AVAILABLE DATA section start

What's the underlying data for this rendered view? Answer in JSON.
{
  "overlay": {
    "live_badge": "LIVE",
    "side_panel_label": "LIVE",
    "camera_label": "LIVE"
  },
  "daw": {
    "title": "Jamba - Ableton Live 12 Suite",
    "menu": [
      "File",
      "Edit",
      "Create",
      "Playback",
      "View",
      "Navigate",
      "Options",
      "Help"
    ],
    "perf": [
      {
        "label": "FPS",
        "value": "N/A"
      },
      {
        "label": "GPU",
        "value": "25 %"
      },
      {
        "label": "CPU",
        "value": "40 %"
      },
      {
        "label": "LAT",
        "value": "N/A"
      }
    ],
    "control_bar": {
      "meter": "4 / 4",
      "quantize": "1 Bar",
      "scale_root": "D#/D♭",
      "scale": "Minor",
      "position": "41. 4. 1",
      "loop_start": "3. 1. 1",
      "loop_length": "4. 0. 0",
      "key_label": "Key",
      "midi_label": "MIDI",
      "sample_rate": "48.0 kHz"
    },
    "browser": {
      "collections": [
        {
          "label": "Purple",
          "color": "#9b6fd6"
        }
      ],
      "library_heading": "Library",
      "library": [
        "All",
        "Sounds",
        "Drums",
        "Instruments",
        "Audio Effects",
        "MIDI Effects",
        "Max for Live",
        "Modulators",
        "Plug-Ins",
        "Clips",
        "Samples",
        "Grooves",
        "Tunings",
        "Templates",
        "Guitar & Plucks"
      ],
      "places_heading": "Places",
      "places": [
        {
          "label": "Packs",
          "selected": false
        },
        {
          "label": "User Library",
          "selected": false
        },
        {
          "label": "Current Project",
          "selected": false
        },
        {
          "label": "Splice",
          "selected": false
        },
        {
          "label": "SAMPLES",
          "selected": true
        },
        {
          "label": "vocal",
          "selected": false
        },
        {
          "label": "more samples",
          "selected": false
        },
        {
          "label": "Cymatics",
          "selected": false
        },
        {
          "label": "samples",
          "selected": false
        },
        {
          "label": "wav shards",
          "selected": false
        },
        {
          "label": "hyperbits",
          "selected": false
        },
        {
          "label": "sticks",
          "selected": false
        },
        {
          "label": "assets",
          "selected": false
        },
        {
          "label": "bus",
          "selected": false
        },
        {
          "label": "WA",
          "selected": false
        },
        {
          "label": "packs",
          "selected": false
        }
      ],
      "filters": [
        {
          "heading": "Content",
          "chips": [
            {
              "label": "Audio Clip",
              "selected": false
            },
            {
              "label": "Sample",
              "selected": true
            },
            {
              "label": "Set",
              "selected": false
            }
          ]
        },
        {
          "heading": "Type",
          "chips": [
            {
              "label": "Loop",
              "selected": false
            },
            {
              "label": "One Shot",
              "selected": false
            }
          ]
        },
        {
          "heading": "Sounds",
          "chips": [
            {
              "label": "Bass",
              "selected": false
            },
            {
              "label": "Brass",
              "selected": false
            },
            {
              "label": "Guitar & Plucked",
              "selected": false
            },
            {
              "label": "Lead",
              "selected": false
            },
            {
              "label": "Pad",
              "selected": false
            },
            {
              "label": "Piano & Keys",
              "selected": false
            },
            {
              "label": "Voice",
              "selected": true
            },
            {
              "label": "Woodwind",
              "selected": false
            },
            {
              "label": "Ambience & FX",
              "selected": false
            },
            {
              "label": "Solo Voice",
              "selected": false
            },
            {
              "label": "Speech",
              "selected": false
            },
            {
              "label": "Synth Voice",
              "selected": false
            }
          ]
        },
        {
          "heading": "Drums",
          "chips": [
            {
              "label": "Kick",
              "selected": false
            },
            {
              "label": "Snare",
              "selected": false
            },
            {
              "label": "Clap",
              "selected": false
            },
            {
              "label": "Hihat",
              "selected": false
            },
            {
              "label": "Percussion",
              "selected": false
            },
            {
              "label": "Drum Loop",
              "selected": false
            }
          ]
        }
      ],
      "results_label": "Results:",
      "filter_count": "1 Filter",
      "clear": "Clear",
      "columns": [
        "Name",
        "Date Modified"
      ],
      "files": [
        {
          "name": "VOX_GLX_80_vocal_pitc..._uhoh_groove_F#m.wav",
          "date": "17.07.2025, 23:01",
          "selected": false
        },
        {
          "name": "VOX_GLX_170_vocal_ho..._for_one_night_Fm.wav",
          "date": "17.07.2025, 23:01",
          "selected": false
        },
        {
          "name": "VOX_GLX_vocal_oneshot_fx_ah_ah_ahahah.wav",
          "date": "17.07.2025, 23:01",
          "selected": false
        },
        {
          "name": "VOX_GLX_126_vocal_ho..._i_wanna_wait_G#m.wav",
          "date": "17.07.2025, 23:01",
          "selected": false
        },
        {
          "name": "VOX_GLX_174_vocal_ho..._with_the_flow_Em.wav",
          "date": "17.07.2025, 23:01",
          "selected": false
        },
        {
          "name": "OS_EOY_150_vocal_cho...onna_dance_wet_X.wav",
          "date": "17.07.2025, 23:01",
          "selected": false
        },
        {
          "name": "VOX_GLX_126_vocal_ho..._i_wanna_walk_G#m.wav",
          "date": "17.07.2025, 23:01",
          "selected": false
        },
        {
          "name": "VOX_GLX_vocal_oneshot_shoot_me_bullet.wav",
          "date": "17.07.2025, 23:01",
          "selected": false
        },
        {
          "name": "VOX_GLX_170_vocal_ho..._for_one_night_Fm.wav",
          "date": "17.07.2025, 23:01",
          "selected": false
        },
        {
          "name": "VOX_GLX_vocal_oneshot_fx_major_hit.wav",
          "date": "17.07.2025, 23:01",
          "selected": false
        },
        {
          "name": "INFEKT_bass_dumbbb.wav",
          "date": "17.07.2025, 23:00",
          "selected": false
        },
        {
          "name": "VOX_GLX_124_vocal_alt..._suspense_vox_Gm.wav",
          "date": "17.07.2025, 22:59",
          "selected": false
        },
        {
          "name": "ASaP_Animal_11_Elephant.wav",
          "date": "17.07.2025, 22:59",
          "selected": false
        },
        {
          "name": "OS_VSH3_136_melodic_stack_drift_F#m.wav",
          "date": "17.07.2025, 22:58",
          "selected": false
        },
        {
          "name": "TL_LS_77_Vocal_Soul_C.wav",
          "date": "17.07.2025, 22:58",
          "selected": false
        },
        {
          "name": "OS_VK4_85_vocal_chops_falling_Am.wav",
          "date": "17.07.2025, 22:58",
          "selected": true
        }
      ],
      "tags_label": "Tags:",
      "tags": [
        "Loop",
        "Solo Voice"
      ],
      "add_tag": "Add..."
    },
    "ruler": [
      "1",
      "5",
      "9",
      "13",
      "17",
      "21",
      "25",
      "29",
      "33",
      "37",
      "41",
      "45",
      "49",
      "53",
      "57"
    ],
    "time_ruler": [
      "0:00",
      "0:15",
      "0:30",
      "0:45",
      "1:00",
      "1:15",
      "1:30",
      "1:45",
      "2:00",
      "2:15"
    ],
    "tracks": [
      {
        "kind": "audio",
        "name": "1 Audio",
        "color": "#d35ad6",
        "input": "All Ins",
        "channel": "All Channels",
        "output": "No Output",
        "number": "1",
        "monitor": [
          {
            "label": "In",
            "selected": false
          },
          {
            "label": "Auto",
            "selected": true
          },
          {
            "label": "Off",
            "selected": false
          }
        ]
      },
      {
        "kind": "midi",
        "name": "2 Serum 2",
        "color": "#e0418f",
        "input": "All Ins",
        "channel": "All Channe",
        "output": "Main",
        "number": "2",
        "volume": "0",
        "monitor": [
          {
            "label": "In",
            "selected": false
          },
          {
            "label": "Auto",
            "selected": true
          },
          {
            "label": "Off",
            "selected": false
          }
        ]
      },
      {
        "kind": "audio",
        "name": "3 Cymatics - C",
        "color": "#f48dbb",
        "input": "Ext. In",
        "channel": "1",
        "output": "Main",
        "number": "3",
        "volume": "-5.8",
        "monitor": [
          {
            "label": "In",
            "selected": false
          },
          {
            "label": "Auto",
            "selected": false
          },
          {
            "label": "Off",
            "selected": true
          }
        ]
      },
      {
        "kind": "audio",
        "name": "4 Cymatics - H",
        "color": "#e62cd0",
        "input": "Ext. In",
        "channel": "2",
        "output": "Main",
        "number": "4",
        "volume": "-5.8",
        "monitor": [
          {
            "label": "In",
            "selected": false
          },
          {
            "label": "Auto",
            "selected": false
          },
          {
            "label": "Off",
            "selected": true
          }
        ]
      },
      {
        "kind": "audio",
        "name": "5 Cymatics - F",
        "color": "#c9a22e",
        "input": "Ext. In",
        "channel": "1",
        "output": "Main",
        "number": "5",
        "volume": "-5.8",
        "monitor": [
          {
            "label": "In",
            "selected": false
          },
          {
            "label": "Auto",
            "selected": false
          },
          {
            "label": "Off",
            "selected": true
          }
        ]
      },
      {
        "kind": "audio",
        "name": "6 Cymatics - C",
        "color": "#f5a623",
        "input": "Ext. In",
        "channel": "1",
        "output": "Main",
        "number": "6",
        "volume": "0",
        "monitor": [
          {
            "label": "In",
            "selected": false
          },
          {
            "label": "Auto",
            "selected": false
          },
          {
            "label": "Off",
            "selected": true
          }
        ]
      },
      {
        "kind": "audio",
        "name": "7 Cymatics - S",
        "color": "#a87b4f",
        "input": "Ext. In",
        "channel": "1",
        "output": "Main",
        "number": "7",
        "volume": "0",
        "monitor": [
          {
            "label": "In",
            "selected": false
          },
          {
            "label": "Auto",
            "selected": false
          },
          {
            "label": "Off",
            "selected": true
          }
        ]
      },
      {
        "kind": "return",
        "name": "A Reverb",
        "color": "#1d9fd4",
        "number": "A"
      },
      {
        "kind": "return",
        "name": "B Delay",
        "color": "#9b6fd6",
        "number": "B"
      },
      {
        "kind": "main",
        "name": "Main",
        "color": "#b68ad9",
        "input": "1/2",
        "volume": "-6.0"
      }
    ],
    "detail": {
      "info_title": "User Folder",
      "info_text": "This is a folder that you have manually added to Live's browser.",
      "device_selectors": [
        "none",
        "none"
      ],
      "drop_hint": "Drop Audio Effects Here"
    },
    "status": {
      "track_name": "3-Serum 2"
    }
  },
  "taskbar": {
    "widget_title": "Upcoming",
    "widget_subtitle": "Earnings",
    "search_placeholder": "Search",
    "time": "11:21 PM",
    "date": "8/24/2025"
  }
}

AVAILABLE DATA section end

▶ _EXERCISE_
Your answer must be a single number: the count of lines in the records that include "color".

▶ _RESPONSE TO THIS TASK_
11